Website and app data records
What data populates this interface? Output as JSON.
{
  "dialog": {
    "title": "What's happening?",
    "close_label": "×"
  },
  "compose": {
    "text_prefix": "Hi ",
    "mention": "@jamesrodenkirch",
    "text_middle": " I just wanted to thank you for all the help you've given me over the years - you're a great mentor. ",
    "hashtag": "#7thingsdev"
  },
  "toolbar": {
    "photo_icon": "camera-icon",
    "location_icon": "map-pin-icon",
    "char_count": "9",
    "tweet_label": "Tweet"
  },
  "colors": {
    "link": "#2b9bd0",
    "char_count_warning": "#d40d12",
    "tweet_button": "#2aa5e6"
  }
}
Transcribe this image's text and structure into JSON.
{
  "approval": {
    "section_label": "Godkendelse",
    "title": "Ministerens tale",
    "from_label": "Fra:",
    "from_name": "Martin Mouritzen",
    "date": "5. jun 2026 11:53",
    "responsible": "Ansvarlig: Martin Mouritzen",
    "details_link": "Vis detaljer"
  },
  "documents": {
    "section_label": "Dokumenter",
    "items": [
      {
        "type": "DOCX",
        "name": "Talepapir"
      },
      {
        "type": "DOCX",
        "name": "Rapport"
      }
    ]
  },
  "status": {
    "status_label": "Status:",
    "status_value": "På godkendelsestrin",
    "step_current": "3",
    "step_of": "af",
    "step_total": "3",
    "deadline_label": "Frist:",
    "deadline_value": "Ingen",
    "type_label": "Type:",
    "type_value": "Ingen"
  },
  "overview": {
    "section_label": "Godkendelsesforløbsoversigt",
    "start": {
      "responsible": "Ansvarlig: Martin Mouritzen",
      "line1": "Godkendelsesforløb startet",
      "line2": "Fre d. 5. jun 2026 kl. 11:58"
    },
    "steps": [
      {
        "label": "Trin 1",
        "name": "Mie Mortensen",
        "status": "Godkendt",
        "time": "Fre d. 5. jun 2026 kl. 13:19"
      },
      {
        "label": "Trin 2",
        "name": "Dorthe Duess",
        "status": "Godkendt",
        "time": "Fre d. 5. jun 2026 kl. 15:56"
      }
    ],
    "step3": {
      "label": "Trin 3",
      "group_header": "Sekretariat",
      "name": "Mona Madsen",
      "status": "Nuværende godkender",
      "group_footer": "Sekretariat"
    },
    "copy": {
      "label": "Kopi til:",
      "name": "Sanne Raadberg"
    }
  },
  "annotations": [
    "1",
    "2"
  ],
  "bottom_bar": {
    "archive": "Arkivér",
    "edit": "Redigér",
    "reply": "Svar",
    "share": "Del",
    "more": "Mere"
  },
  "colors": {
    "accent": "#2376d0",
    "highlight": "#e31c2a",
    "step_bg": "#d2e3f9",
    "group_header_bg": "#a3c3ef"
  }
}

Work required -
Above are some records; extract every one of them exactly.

Task output -
What data populates this interface? Output as JSON.
{
  "dialog": {
    "title": "What's happening?",
    "close_label": "×"
  },
  "compose": {
    "text_prefix": "Hi ",
    "mention": "@jamesrodenkirch",
    "text_middle": " I just wanted to thank you for all the help you've given me over the years - you're a great mentor. ",
    "hashtag": "#7thingsdev"
  },
  "toolbar": {
    "photo_icon": "camera-icon",
    "location_icon": "map-pin-icon",
    "char_count": "9",
    "tweet_label": "Tweet"
  },
  "colors": {
    "link": "#2b9bd0",
    "char_count_warning": "#d40d12",
    "tweet_button": "#2aa5e6"
  }
}
Transcribe this image's text and structure into JSON.
{
  "approval": {
    "section_label": "Godkendelse",
    "title": "Ministerens tale",
    "from_label": "Fra:",
    "from_name": "Martin Mouritzen",
    "date": "5. jun 2026 11:53",
    "responsible": "Ansvarlig: Martin Mouritzen",
    "details_link": "Vis detaljer"
  },
  "documents": {
    "section_label": "Dokumenter",
    "items": [
      {
        "type": "DOCX",
        "name": "Talepapir"
      },
      {
        "type": "DOCX",
        "name": "Rapport"
      }
    ]
  },
  "status": {
    "status_label": "Status:",
    "status_value": "På godkendelsestrin",
    "step_current": "3",
    "step_of": "af",
    "step_total": "3",
    "deadline_label": "Frist:",
    "deadline_value": "Ingen",
    "type_label": "Type:",
    "type_value": "Ingen"
  },
  "overview": {
    "section_label": "Godkendelsesforløbsoversigt",
    "start": {
      "responsible": "Ansvarlig: Martin Mouritzen",
      "line1": "Godkendelsesforløb startet",
      "line2": "Fre d. 5. jun 2026 kl. 11:58"
    },
    "steps": [
      {
        "label": "Trin 1",
        "name": "Mie Mortensen",
        "status": "Godkendt",
        "time": "Fre d. 5. jun 2026 kl. 13:19"
      },
      {
        "label": "Trin 2",
        "name": "Dorthe Duess",
        "status": "Godkendt",
        "time": "Fre d. 5. jun 2026 kl. 15:56"
      }
    ],
    "step3": {
      "label": "Trin 3",
      "group_header": "Sekretariat",
      "name": "Mona Madsen",
      "status": "Nuværende godkender",
      "group_footer": "Sekretariat"
    },
    "copy": {
      "label": "Kopi til:",
      "name": "Sanne Raadberg"
    }
  },
  "annotations": [
    "1",
    "2"
  ],
  "bottom_bar": {
    "archive": "Arkivér",
    "edit": "Redigér",
    "reply": "Svar",
    "share": "Del",
    "more": "Mere"
  },
  "colors": {
    "accent": "#2376d0",
    "highlight": "#e31c2a",
    "step_bg": "#d2e3f9",
    "group_header_bg": "#a3c3ef"
  }
}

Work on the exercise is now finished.